Beyond that, the second-row seats fold almost flat for carrying more gear or longer stuff such as skis or even a small mountain bike, as tested.
The 1.5-litre, three-cylinder petrol engine utilises the Atkinson cycle while running a high compression ratio of 14:1. It’s linked to a new electric motor generator and a compact 4.3 amp-hour lithium-ion battery to drive the front wheels through a standard CVT transmission.
Because the Yaris is a series hybrid, it doesn’t really have a meaningful electric-only range. Rather than needing to be plugged into the wall, the batteries are recharged through regenerative braking or via the electric motor generator.
The battery pack itself is stored under the rear seats which not only allows for maximum boot space, but negates the need to have a dedicated cooling system thanks to the cooler air temperature of the cabin itself.
If you’re thinking of going the hybrid route with in the new Yaris to try and reduce your fuel bill ( try a claimed 2.8L/100km on the urban cycle) you’re going to be in for a pleasant surprise.
My expectations were low to begin with, and I hadn’t yet discovered the small row of buttons beside the old-school handbrake that included the drive mode control.
Prod the throttle hard enough and the three-cylinder engine delivers a satisfyingly thrum matched with reasonable getaway speed to boot. But once I discovered the more responsive power mode and any thought of trying to match the hybrid’s urban consumption figure simply went out the window.
Forget about the 0-100km/h sprints in your Yaris Hybrid, it’s the 0-60km/h you need to focus on. The Yaris is surprisingly punchy off the line, which is great fun in the city, and can be used to catch unwary drivers napping at the lights.
The strong hybrid powertrain is only half of what the new Yaris Hybrid offers.

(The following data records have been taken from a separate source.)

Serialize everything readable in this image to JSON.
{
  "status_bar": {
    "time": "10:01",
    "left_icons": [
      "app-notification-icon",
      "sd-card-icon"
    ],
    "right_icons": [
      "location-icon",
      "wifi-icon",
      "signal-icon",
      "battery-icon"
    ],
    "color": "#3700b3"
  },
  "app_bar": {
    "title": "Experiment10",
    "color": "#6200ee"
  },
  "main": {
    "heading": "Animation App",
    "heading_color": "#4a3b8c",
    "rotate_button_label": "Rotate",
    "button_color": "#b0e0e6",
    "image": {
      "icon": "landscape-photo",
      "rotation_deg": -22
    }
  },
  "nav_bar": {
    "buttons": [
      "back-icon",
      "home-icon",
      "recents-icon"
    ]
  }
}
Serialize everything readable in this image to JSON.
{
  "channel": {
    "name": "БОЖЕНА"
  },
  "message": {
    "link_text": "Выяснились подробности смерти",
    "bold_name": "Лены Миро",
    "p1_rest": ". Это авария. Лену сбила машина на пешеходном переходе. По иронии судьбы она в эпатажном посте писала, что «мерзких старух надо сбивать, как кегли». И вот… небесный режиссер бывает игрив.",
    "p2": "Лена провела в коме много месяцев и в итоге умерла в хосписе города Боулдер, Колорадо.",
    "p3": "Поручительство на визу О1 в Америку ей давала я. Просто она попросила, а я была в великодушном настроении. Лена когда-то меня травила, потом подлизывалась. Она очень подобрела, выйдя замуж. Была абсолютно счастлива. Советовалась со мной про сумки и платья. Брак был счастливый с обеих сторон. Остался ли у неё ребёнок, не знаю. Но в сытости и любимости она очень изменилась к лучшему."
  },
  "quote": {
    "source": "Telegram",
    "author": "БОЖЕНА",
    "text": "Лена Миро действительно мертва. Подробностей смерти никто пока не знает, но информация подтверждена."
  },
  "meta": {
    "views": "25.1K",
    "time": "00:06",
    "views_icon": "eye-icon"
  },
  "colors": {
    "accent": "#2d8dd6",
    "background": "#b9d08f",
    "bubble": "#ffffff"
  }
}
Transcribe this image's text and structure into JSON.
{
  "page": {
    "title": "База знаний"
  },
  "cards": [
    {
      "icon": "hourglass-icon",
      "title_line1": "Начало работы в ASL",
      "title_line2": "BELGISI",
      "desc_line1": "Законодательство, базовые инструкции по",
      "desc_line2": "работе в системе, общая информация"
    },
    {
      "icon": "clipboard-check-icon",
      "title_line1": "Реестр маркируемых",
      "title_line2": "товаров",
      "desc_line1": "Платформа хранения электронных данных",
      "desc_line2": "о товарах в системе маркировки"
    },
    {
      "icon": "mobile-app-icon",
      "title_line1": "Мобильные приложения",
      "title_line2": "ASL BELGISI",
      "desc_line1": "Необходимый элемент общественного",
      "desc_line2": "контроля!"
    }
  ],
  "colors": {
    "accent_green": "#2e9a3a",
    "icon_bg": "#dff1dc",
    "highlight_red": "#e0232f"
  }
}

Ride comfort is vastly improved with all manner of bumps, potholes, and broken roads absorbed by the Yaris’s more rigid body and revised suspension system including softer springs.
That stiffened-up chassis is responsible for the hybrid’s noticeably more agile handling with reduced body roll. Heaven forbid, this is a Yaris that urges you to push with more enthusiasm than you may have thought possible. Brakes seem strong, too, though it still pairs front discs with rear drums. Given the price hike it seems a bit rich.
Oh, and my fuel consumption after two days of urban charging in the Yaris hybrid was 3.8L/100km – so I can say with confidence that achieving 2.8L/100km is not off the cards. Bear in mind the standard Yaris holds 40 litres of fuel, while the hybrid has a 36L capacity.
As with the wider Toyota range, the Yaris Hybrid is covered by a five-year, unlimited-kilometre warranty.
Service intervals are every 12 months with five annual services capped at $195 per visit over five years or 75,000km, whichever comes first.
The standard Yaris service charges are slightly lower and capped at $170 for each of the five scheduled visits.
The fact you may never have considered a Toyota Yaris in the past is perfectly understandable. Who could blame you, it was nothing more than a toaster on wheels.
With the new one, Toyota has taken a new approach and built a car entirely worthy of consideration. It might be small, but the new Yaris feels more premium and drives more like a Euro hatch.
Make no mistake, pricing is going to be an issue. You’d be wise to test drive several other lower-priced alternatives, especially the Volkswagen Polo – or dare I say it, the Corolla.
Better still, hold off making your short list until we’ve cycled through more Yaris variants and for a longer period to effectively find the sweet spot in the range.
And for what it’s worth, I’d like to see Atko knock out some lap times between the hybrid and the standard petrol engine Yaris. I’m just curious, you understand.